Don’t expect greatness from “Great Expectations.”
An updating of Charles Dickens’ 1861 literary classic, the new film takes some of the characters, themes and plot devices from the novel and attempts to give them a modern spin. But after watching this movie, I wish that the filmmakers had been more faithful or simply had started from scratch.
What they have here is a muddle.
Ethan Hawke (“Gattaca”) and Gwyneth Paltrow (“Emma”) star as Finn and Estella, lovers who meet as children on Florida’s Gulf Coast and are reunited as young adults in New York. While the emotionally distant Estella is born to wealth and privilege, the vulnerable Finn eventually acquires both through his artistic talent and the intervention of a mysterious benefactor.
The movie’s basic problem is either that Dickens’ story doesn’t make sense in modern terms or that the filmmakers weren’t able to arrive at contemporary equivalents for the author’s ideas. What’s missing here are comprehensible reasons for the actions of the characters that would truly bring them into the present.
Estella seems to love Finn, but it’s hard to tell. She spends much of the movie rejecting him in favor of someone else, whom she does not appear to love. But it’s hard to tell about that, too.
To reveal any more would be to reveal too much.

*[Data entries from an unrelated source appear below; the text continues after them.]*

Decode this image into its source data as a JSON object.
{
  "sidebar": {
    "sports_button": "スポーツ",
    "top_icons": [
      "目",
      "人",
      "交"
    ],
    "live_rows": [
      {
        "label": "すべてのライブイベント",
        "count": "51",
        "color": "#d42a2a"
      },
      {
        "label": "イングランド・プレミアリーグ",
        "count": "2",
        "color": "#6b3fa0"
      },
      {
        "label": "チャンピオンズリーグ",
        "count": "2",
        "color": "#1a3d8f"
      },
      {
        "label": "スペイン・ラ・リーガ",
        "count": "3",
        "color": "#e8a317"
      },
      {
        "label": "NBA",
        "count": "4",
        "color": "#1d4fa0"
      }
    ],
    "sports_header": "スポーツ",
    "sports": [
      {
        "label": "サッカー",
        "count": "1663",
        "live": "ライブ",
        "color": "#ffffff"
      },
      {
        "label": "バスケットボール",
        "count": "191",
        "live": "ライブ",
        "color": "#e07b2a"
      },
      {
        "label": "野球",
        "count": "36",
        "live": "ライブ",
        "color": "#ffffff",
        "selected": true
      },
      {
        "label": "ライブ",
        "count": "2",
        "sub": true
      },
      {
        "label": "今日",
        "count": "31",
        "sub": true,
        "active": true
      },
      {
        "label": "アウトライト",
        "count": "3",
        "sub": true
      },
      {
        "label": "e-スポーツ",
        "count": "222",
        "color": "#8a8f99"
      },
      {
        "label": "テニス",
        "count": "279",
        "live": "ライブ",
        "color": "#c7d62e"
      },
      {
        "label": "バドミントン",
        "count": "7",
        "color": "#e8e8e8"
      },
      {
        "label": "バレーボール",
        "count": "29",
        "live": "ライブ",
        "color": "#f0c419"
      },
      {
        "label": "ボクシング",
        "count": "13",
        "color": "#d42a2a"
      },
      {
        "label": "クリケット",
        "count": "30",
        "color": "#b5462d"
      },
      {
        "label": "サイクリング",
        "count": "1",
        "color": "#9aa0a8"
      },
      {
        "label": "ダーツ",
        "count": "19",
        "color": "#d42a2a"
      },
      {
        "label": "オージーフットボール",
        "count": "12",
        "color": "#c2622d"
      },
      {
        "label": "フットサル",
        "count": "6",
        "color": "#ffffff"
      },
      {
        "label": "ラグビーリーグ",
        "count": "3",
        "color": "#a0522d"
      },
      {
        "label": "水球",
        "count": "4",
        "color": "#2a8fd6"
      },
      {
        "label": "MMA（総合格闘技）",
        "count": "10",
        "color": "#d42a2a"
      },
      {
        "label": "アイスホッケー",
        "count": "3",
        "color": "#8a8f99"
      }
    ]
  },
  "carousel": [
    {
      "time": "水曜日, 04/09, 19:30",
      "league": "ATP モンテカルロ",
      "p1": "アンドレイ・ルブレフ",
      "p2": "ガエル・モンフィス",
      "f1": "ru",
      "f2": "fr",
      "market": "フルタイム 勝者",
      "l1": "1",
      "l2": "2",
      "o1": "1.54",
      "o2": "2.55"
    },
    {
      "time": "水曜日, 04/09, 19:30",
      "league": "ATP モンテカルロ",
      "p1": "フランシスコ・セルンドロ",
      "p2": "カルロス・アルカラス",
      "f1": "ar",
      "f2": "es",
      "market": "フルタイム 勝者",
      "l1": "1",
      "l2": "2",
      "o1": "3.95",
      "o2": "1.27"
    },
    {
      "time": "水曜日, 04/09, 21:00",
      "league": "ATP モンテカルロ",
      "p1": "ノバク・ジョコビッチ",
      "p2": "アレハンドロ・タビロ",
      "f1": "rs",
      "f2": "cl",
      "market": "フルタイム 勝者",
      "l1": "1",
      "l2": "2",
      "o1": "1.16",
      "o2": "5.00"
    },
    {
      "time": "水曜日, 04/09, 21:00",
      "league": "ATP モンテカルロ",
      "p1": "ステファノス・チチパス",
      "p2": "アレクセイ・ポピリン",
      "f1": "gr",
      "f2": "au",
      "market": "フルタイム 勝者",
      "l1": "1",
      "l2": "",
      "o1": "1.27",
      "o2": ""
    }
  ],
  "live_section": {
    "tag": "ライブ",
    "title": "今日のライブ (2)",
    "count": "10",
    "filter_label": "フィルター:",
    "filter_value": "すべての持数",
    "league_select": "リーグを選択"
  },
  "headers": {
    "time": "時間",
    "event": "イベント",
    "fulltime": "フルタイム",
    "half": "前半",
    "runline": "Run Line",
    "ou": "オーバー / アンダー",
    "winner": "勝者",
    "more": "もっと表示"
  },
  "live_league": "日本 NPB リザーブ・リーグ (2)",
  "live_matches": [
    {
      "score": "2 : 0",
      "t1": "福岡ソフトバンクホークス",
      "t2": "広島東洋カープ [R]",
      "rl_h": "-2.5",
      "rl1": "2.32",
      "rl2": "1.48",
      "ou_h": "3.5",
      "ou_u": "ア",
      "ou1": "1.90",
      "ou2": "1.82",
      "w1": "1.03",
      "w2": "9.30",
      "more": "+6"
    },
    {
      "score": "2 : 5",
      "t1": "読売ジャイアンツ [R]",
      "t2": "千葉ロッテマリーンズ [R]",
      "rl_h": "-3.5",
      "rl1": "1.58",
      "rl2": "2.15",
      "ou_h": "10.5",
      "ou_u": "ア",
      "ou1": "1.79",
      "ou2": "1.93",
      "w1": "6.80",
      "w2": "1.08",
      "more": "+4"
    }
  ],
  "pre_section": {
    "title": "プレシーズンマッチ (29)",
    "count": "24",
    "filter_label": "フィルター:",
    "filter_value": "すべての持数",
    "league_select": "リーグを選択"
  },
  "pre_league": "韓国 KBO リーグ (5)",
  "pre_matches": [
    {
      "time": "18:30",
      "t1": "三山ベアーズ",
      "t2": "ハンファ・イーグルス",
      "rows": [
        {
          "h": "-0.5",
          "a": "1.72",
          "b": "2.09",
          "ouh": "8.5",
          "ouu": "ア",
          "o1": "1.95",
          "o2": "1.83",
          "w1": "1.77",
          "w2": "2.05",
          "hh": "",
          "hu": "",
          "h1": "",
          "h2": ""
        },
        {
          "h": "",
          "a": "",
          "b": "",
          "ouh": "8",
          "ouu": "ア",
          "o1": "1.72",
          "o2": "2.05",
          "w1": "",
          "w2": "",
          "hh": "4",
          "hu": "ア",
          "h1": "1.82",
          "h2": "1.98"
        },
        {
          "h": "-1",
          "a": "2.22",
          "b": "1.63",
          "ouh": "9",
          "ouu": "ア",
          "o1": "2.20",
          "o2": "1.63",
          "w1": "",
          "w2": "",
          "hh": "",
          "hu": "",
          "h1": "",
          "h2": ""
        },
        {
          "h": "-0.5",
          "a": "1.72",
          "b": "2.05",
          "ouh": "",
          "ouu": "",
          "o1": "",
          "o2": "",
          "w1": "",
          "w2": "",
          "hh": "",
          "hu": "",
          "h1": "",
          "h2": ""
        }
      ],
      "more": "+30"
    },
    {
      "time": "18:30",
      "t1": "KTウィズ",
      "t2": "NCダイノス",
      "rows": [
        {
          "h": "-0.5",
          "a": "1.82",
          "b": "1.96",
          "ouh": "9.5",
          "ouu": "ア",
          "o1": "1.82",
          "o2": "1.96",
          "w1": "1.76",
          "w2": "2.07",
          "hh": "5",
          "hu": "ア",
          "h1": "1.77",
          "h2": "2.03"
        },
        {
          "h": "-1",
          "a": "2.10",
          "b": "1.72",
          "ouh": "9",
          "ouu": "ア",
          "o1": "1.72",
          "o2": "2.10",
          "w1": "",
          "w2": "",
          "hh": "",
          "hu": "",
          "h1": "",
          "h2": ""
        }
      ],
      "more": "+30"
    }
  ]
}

Let’s just say that the film leaves an awful lot to the imagination.
Without sensible motivations, Hawke and Paltrow (especially Paltrow) have trouble creating coherent characters. All they have is their charm, and that is not enough.
Robert De Niro doesn’t have much more to work with in his extended cameo as an escaped convict, but, somehow, he’s fun to watch anyway. As Estella’s weird aunt, Anne Bancroft seems to be having a good time although, again, it is hard to say why.
It is also tough to fathom why the filmmakers chose to update Dickens’ novel in the first place.
My best guess is that they were trying to repeat the success of “Clueless” (1995), which modernized Jane Austen’s “Emma,” and “William Shakespeare’s Romeo + Juliet” (1996), which revamped the Bard’s classic. But the former film had a captivatingly casual wit and the latter had, at least, Shakespeare’s poetry.
My expectations for “Great Expectations” had been elevated somewhat by the filmmakers’ previous work.
Mitch Glazer, who wrote the script, also worked on the 1988 “Scrooged,” a more successful updating of a Dickens classic (“A Christmas Carol”).
The director of the new film is Alfonso Cuaron, whose “A Little Princess” was one of the best films of 1995.
Cuaron’s latest effort is blessed with a lushness that recalls his earlier movie. But the emptiness of the conception finally makes “Great Expectations” just seem arty.
No scene exemplifies this better than the one in which Finn draws a nude portrait of Estella. Meant to be romantic and somewhat comic, it veers off into unintentional camp.
Besides, after similar sequences in “Titanic” and “As Good as It Gets,” I have to wonder if this sort of scene has become obligatory.
It’s worth mentioning that the amount of nudity in that scene in “Great Expectations” seems precisely calibrated and slyly limited: It’s as if the filmmakers were trying to titillate the teens while at the same time leaving open the possibility that high-school English teachers won’t be too embarrassed to assign the film to students who are reading Dickens.
This new “Great Expectations” does, I suppose, beat the Cliffs Notes in the entertainment department. But that’s not saying much, is it?
MEMO: This sidebar appeared with the story: “Great Expectations” Location: Newport, Spokane Valley Mall, Showboat Credits: Directed by Alfonso Cuaron, starring Ethan Hawke, Gwyneth Paltrow, Anne Bancroft, Robert De Niro Running time: 1:51 Rating: R